There are a good number of options to remedy spasms of the neck muscles. Some of them are perfect for short-term relief to relieve symptoms. But in reality, experts advise finding the root of the problem and finding a lasting solution.
1. Use cold / heat therapy
Cold therapy can reduce internal inflammation, which can help reduce pain from your neck pain. Fill a plastic bag with ice and water and wrap it in a thin cloth, then press it on the sore area around your neck.
You can also get relief through heat therapy. Apply a heating pad, lightly lit, to the tender area of your neck. If you prefer, stand in the shower with a gentle flow of warm water hitting your neck. Heat can increase blood flow to the affected area, relax muscles, and soothe your pain.
Surgery may be recommended for neck spasm if it does not change through first-line treatment, or if you experience any of the following symptoms: severe pain, pain in the neck and shoulders, or inability to turn your head because of the pain.
Surgery may also be recommended if diagnostic tests detect damage to the record, spinal cord or nerve roots, or if spinal surgeons anticipate any serious risk of future deterioration.
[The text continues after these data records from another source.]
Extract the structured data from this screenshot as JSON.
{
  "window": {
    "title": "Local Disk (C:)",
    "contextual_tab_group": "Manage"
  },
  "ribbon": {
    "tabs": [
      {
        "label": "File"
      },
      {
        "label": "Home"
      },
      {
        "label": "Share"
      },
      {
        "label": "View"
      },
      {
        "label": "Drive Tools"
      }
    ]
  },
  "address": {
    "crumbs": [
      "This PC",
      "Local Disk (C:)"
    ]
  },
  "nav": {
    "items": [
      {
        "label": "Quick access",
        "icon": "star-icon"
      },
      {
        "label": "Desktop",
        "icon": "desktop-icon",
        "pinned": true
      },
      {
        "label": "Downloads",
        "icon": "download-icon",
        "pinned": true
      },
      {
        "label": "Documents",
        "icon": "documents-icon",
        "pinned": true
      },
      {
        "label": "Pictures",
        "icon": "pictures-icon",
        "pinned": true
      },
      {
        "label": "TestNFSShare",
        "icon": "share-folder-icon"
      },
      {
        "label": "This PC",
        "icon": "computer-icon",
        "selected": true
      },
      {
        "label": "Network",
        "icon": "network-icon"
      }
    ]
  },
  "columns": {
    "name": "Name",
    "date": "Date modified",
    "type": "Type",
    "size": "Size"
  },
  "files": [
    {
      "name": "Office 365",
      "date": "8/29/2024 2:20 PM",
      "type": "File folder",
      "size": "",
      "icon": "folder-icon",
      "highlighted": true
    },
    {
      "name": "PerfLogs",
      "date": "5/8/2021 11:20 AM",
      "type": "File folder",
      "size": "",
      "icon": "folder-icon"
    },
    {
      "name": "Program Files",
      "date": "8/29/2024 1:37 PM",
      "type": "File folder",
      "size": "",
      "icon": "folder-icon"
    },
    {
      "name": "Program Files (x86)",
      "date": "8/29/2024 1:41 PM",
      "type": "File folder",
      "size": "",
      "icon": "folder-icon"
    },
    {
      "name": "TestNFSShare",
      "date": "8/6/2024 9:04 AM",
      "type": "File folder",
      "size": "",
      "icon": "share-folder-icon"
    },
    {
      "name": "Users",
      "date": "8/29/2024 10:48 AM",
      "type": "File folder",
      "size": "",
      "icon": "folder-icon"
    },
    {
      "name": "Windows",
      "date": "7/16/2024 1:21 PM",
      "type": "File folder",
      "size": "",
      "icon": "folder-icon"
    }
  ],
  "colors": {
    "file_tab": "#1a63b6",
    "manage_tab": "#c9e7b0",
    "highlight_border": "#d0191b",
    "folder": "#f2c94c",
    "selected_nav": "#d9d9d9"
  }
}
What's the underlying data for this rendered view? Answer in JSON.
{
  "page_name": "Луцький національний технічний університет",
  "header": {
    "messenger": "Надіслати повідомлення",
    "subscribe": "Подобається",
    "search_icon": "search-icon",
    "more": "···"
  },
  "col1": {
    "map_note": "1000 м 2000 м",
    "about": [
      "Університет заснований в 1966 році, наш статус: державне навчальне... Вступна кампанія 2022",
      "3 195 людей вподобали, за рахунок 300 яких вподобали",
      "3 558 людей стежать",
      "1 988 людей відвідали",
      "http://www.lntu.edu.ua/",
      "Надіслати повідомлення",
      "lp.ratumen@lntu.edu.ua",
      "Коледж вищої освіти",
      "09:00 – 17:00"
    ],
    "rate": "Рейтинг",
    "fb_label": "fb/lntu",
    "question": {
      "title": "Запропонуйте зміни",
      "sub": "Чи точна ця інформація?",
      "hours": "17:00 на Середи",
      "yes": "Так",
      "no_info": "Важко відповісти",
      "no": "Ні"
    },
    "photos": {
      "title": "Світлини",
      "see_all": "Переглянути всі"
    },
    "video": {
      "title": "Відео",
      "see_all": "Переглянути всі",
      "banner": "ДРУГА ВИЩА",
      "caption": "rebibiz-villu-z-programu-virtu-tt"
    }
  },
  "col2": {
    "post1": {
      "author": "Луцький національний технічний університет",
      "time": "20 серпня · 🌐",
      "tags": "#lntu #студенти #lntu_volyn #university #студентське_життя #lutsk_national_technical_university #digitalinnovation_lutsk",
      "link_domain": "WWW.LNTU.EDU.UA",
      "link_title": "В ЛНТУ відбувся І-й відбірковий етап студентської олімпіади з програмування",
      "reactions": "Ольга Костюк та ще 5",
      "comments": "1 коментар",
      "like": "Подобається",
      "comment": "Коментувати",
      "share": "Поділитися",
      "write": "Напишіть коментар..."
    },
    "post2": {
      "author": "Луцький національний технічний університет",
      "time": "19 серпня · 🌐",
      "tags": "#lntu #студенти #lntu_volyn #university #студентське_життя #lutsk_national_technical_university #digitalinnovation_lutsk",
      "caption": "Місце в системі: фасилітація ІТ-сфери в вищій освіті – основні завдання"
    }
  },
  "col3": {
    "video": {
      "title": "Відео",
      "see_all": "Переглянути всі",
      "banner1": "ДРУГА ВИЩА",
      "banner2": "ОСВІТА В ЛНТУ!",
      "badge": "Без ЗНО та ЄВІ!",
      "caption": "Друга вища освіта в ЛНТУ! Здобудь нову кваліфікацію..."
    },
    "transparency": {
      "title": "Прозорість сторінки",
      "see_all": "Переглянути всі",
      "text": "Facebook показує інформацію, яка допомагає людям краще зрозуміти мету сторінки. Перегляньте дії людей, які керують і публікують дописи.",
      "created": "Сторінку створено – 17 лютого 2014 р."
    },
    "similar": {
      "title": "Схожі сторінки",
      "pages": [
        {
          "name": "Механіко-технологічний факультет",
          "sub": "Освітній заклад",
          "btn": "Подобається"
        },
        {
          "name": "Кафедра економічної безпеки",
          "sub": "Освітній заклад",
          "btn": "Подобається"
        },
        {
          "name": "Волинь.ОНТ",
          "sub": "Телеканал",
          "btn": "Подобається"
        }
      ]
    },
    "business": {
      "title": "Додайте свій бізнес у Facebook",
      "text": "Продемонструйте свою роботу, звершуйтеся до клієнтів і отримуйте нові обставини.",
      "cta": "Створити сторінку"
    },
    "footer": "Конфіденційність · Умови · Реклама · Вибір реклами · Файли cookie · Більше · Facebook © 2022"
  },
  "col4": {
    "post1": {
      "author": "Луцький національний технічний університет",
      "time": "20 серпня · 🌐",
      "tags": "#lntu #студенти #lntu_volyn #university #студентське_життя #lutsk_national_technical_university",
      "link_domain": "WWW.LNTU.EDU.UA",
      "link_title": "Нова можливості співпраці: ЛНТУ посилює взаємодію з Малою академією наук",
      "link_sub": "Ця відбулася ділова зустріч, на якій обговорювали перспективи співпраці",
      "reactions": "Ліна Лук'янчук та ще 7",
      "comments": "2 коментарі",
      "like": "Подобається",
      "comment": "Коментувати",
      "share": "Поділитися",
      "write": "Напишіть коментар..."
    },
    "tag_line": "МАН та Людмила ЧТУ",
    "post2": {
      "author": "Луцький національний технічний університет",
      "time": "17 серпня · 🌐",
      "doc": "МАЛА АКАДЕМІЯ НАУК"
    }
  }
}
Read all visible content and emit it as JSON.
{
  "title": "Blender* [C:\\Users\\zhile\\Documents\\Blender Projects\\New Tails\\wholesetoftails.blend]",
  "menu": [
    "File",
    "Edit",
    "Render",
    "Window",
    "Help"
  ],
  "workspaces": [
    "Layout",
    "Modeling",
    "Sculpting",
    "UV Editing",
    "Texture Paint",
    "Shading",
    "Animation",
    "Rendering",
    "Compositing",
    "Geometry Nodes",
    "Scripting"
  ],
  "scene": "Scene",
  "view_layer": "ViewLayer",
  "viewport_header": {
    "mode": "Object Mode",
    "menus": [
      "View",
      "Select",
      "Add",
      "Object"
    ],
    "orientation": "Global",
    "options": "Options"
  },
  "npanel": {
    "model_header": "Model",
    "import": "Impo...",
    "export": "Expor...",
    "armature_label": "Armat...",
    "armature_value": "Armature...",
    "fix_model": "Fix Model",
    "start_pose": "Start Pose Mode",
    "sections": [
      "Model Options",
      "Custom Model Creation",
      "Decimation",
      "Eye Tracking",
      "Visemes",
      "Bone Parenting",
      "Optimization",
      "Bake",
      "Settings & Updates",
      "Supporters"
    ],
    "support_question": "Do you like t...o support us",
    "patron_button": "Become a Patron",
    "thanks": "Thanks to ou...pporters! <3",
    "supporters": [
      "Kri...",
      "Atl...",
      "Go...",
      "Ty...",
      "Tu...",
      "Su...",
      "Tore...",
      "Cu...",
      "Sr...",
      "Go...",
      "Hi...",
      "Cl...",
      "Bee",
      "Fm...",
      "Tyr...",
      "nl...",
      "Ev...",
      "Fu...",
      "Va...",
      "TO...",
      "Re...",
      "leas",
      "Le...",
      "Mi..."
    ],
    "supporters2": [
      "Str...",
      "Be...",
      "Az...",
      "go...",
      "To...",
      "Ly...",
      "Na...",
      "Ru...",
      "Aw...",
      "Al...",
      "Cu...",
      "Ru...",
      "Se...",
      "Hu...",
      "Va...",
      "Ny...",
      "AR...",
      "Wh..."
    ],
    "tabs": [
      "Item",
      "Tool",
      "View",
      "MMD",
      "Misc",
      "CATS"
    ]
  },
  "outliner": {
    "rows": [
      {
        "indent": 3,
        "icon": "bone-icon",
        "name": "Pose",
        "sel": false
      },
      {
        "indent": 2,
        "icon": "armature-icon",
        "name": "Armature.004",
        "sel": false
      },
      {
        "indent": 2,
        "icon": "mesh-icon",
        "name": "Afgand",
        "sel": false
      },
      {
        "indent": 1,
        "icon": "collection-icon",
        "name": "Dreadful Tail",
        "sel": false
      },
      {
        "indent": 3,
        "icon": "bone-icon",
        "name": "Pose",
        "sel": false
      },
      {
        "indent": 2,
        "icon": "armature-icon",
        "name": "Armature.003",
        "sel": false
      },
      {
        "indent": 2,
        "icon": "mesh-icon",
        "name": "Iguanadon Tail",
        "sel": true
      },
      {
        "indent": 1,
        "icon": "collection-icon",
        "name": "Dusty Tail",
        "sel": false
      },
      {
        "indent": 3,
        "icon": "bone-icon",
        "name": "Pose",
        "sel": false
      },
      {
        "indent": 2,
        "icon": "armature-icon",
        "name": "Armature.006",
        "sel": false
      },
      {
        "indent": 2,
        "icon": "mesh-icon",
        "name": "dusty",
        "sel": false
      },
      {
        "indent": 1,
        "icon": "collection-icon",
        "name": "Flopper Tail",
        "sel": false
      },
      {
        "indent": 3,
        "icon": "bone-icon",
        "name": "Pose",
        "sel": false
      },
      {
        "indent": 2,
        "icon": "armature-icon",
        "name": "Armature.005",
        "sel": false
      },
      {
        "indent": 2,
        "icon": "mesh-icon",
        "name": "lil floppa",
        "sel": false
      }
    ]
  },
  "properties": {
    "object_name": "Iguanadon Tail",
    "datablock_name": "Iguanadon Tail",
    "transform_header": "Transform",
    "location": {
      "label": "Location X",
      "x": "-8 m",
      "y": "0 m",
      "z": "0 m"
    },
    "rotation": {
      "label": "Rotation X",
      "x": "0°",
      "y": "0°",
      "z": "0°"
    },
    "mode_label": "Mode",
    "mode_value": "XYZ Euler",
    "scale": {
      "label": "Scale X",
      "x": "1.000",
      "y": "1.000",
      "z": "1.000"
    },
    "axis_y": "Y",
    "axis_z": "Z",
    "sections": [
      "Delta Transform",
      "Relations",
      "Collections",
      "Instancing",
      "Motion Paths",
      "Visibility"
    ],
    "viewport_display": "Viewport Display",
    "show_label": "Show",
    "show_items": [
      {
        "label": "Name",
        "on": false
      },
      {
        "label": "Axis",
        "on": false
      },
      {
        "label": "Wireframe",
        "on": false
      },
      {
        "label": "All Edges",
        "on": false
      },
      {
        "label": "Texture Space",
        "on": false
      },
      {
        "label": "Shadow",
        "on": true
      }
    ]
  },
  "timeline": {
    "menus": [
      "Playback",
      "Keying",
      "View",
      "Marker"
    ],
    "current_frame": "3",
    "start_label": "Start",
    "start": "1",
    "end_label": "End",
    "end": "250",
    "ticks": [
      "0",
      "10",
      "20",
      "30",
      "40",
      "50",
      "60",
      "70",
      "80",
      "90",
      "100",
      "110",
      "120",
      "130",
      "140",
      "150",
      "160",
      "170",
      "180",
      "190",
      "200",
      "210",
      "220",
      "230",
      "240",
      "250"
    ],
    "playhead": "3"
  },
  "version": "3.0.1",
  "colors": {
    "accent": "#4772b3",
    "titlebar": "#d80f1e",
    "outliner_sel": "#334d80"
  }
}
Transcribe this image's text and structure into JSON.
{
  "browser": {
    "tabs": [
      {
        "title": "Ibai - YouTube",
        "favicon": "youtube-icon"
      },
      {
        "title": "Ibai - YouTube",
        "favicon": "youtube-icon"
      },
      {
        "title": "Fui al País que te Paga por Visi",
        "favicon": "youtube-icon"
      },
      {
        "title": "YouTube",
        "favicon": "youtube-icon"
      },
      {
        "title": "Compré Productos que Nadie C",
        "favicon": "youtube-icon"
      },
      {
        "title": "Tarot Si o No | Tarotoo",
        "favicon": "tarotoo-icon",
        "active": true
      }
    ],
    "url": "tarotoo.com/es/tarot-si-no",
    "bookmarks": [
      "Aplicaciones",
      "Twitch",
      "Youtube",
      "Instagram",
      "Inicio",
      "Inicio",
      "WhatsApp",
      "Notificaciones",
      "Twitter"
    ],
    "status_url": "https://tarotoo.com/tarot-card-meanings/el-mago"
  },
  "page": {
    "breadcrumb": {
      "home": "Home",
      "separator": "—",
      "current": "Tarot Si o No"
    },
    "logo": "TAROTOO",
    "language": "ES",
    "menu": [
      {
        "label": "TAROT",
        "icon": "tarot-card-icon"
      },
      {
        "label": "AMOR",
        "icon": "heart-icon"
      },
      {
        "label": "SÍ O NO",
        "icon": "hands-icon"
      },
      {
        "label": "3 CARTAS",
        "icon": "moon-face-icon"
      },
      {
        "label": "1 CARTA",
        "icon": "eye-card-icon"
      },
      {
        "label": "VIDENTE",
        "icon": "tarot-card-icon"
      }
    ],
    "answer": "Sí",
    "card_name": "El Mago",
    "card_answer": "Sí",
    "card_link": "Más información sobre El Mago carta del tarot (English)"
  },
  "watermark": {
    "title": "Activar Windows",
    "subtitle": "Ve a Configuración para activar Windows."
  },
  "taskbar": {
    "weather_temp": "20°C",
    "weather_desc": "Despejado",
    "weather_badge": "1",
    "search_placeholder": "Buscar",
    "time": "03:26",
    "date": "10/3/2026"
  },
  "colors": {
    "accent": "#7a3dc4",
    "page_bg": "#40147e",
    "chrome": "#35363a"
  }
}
Living with neck spasms can be painful, and can lead to a lack of activity you like. If medication or treatment fails to relieve neck pain, spinal surgery can provide the relief you need to live the life you desire.
3. Stretch after muscle spasm
If your neck muscles tighten, one of the best ways to relax is to straighten them. Stretching is the best way to keep your muscles relaxed and smooth again after becoming very stiff after a spasm.
You will need to do a stretching exercise for your neck muscles. Keep your shoulders in place and then continue to lean your ear against your shoulder. Keep doing this until you feel the side of your neck straightening. In addition, you need to remember that the key to this stretch is to test the water. If a certain movement causes pain, just try to be different.
4. Over-the-counter pain medication
Many types of over-the-counter medications intended for spasms of the neck muscles are similar to those of body pain relief. You may be advised to take ibuprofen, aspirin, naproxen, or acetaminophen, all of which you can find in your medicine cabinet.
These over-the-counter anti-inflammatory medications will go a long way in reducing any inflamed tissue that is present because of your muscle spasm. Examples like naproxen (Aleve), ibuprofen (Motrin, Advil), and others will relieve the pain caused by neck spasm. No, they will not address the underlying issues that you brought up on your neck, but they will give you immediate relief to alleviate your neck pain.
If you have a neck spasm, then it is likely that it could mean that you have had your neck in some abnormal condition. So, one of the things you can do is just relax your neck muscles. One good technique would be to use a cervical pillow and lie on your back, allowing it to rest directly under your neck. You can also put a pillow under your knees. Keep relaxing music or a good podcast and it will help increase the atmosphere of peace.
When completing any difficult exercise, keep in mind how your body is moving. This can help determine if you are flexing your neck muscles unknowingly in response to physical stress. Instead of finishing the exercise without thinking, take a moment to look at the position of your neck and shoulders during each exercise to make sure you are not putting undue stress on them.
When to see your doctor
Most neck spasms occur due to sudden muscle strain and should be cleared within a week. Pain that persists or worsens may indicate a back problem, such as a spinal cord injury or a herniated disc. For any unexplained neck pain that does not begin to feel better within a week or more, visit your doctor. If your neck pain is accompanied by severe headache, dizziness, nausea, numbness / weakness, or other disturbing symptoms, seek medical attention immediately.